In recent years, the IMF has released a growing number of reports and other documents covering economic and financial developments and trends in member countries. Each report, prepared by a staff team after discussions with government officials, is published at the option of the member country.
International Monetary Fund
The design of the German banking supervision framework is structurally sound, with a robust legislative and operational framework that largely complies with the Basel Core Principles for effective banking supervision (BCP). Various improvements to the German supervisory framework have been implemented, acting on multiple recommendations and initiating improvements in supervisory practices on the basis of lessons from the global financial crisis. Further efforts are needed to make fully operational the improvements initiated in light of the lessons from the global financial crisis.
Michael Koetter, Mr. Tigran Poghosyan, and Thomas Kick
Based on detailed regulatory intervention data among German banks during 1994-2008, we test if supervisory measures affect the likelihood and the timing of bank recovery. Severe regulatory measures increase both the likelihood of recovery and its duration while weak measures are insignificant. With the benefit of hindsight, we exclude banks that eventually exit the market due to restructuring mergers. Our results remain intact, thus providing no evidence of "bad" bank selection for intervention purposes on the side of regulators. More transparent publication requirements of public incorporation that indicate more exposure to market discipline are barely or not at all significant. Increasing earnings and cleaning credit portfolios are consistently of importance to increase recovery likelihood, whereas earnings growth accelerates the timing of recovery. Macroeconomic conditions also matter for bank recovery. Hence, concerted micro- and macro-prudential policies are key to facilitate distressed bank recovery.
Mr. Thierry Tressel and Mr. Thierry Verdier

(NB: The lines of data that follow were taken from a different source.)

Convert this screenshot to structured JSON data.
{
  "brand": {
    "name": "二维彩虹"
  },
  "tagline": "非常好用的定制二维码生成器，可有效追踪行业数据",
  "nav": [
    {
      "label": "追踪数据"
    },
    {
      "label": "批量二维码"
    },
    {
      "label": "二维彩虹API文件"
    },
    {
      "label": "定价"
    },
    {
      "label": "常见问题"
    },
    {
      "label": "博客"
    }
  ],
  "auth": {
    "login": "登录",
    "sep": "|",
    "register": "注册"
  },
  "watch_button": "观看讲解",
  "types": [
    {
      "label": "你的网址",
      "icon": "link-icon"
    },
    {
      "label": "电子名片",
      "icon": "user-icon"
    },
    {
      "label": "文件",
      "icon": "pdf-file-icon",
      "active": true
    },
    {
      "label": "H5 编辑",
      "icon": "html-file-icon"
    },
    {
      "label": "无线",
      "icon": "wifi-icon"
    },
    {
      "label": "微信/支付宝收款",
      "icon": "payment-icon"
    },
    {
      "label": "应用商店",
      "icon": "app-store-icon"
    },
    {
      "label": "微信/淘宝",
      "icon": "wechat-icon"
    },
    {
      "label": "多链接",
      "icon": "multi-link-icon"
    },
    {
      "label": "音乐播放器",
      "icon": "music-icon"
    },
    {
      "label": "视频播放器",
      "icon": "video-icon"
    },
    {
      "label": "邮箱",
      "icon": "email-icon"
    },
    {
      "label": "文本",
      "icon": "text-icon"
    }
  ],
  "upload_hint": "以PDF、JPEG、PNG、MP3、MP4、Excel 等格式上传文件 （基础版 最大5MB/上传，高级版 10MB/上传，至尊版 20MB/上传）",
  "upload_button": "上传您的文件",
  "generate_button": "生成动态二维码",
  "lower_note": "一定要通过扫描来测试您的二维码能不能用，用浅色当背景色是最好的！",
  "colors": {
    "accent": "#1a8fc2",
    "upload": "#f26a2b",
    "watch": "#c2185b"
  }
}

We consider a moral hazard economy in banks and production to study how incentives for risk taking are affected by the quality of supervision. We show that low interest rates may generate excessive risk taking. Because of a pecuniary externality, the market equilibrium may not be optimal and there is a need for prudential regulation. We show that the optimal capital ratio depends on the macro-financial cycle, and that, in presence of production externalities, it should be complemented by a constraint on asset allocation. We show that the political process tends to exacerbate excessive risk taking and credit cycles.